ACTIVITY >>
The records that follow are to be repeated without alteration.

Excerpts from an interface dataset >>

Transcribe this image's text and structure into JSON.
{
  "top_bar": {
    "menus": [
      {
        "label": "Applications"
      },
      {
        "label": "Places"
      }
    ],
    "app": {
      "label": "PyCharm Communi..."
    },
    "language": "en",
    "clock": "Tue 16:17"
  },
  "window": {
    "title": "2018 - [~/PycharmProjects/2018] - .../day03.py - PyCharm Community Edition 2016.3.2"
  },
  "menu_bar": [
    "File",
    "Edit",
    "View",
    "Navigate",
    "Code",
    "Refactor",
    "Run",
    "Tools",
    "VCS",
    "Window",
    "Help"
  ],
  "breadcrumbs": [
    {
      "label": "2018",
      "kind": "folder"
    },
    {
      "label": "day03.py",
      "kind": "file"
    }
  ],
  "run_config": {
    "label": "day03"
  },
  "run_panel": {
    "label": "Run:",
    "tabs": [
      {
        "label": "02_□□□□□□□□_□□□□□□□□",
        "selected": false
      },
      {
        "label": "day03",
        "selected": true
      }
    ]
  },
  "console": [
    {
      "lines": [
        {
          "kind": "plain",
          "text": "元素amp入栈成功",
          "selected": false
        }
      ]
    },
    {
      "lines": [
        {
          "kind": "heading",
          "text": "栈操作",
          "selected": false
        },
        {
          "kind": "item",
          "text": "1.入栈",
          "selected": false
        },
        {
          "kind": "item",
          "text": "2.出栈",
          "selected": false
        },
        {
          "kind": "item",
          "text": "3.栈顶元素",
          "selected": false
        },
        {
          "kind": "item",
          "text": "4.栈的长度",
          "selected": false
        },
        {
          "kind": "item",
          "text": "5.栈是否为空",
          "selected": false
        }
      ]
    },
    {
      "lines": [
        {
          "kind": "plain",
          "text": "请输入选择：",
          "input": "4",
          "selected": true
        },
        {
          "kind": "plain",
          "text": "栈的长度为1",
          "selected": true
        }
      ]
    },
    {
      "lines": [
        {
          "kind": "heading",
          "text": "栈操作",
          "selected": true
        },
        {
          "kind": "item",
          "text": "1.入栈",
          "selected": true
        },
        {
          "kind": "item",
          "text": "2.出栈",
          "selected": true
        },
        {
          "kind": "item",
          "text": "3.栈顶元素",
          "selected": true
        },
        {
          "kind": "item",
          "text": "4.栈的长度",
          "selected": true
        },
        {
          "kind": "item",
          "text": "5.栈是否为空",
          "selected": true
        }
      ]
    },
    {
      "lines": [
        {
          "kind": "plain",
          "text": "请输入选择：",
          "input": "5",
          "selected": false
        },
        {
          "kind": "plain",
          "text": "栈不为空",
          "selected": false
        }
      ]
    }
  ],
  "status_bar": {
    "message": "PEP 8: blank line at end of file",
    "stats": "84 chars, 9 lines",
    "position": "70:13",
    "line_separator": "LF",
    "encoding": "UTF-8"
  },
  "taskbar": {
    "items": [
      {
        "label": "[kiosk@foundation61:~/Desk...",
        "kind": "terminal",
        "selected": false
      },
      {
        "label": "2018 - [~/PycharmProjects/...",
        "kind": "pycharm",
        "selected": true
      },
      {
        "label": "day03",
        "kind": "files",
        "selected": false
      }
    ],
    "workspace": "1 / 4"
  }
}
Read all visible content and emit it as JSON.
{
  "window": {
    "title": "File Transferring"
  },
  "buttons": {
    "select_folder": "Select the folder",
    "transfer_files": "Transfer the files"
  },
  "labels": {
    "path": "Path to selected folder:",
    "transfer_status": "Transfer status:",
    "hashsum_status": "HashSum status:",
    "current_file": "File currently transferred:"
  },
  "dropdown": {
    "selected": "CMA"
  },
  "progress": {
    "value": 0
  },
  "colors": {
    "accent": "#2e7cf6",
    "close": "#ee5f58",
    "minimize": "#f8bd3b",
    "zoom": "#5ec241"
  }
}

COMPLETED TASK >>
Transcribe this image's text and structure into JSON.
{
  "top_bar": {
    "menus": [
      {
        "label": "Applications"
      },
      {
        "label": "Places"
      }
    ],
    "app": {
      "label": "PyCharm Communi..."
    },
    "language": "en",
    "clock": "Tue 16:17"
  },
  "window": {
    "title": "2018 - [~/PycharmProjects/2018] - .../day03.py - PyCharm Community Edition 2016.3.2"
  },
  "menu_bar": [
    "File",
    "Edit",
    "View",
    "Navigate",
    "Code",
    "Refactor",
    "Run",
    "Tools",
    "VCS",
    "Window",
    "Help"
  ],
  "breadcrumbs": [
    {
      "label": "2018",
      "kind": "folder"
    },
    {
      "label": "day03.py",
      "kind": "file"
    }
  ],
  "run_config": {
    "label": "day03"
  },
  "run_panel": {
    "label": "Run:",
    "tabs": [
      {
        "label": "02_□□□□□□□□_□□□□□□□□",
        "selected": false
      },
      {
        "label": "day03",
        "selected": true
      }
    ]
  },
  "console": [
    {
      "lines": [
        {
          "kind": "plain",
          "text": "元素amp入栈成功",
          "selected": false
        }
      ]
    },
    {
      "lines": [
        {
          "kind": "heading",
          "text": "栈操作",
          "selected": false
        },
        {
          "kind": "item",
          "text": "1.入栈",
          "selected": false
        },
        {
          "kind": "item",
          "text": "2.出栈",
          "selected": false
        },
        {
          "kind": "item",
          "text": "3.栈顶元素",
          "selected": false
        },
        {
          "kind": "item",
          "text": "4.栈的长度",
          "selected": false
        },
        {
          "kind": "item",
          "text": "5.栈是否为空",
          "selected": false
        }
      ]
    },
    {
      "lines": [
        {
          "kind": "plain",
          "text": "请输入选择：",
          "input": "4",
          "selected": true
        },
        {
          "kind": "plain",
          "text": "栈的长度为1",
          "selected": true
        }
      ]
    },
    {
      "lines": [
        {
          "kind": "heading",
          "text": "栈操作",
          "selected": true
        },
        {
          "kind": "item",
          "text": "1.入栈",
          "selected": true
        },
        {
          "kind": "item",
          "text": "2.出栈",
          "selected": true
        },
        {
          "kind": "item",
          "text": "3.栈顶元素",
          "selected": true
        },
        {
          "kind": "item",
          "text": "4.栈的长度",
          "selected": true
        },
        {
          "kind": "item",
          "text": "5.栈是否为空",
          "selected": true
        }
      ]
    },
    {
      "lines": [
        {
          "kind": "plain",
          "text": "请输入选择：",
          "input": "5",
          "selected": false
        },
        {
          "kind": "plain",
          "text": "栈不为空",
          "selected": false
        }
      ]
    }
  ],
  "status_bar": {
    "message": "PEP 8: blank line at end of file",
    "stats": "84 chars, 9 lines",
    "position": "70:13",
    "line_separator": "LF",
    "encoding": "UTF-8"
  },
  "taskbar": {
    "items": [
      {
        "label": "[kiosk@foundation61:~/Desk...",
        "kind": "terminal",
        "selected": false
      },
      {
        "label": "2018 - [~/PycharmProjects/...",
        "kind": "pycharm",
        "selected": true
      },
      {
        "label": "day03",
        "kind": "files",
        "selected": false
      }
    ],
    "workspace": "1 / 4"
  }
}
Read all visible content and emit it as JSON.
{
  "window": {
    "title": "File Transferring"
  },
  "buttons": {
    "select_folder": "Select the folder",
    "transfer_files": "Transfer the files"
  },
  "labels": {
    "path": "Path to selected folder:",
    "transfer_status": "Transfer status:",
    "hashsum_status": "HashSum status:",
    "current_file": "File currently transferred:"
  },
  "dropdown": {
    "selected": "CMA"
  },
  "progress": {
    "value": 0
  },
  "colors": {
    "accent": "#2e7cf6",
    "close": "#ee5f58",
    "minimize": "#f8bd3b",
    "zoom": "#5ec241"
  }
}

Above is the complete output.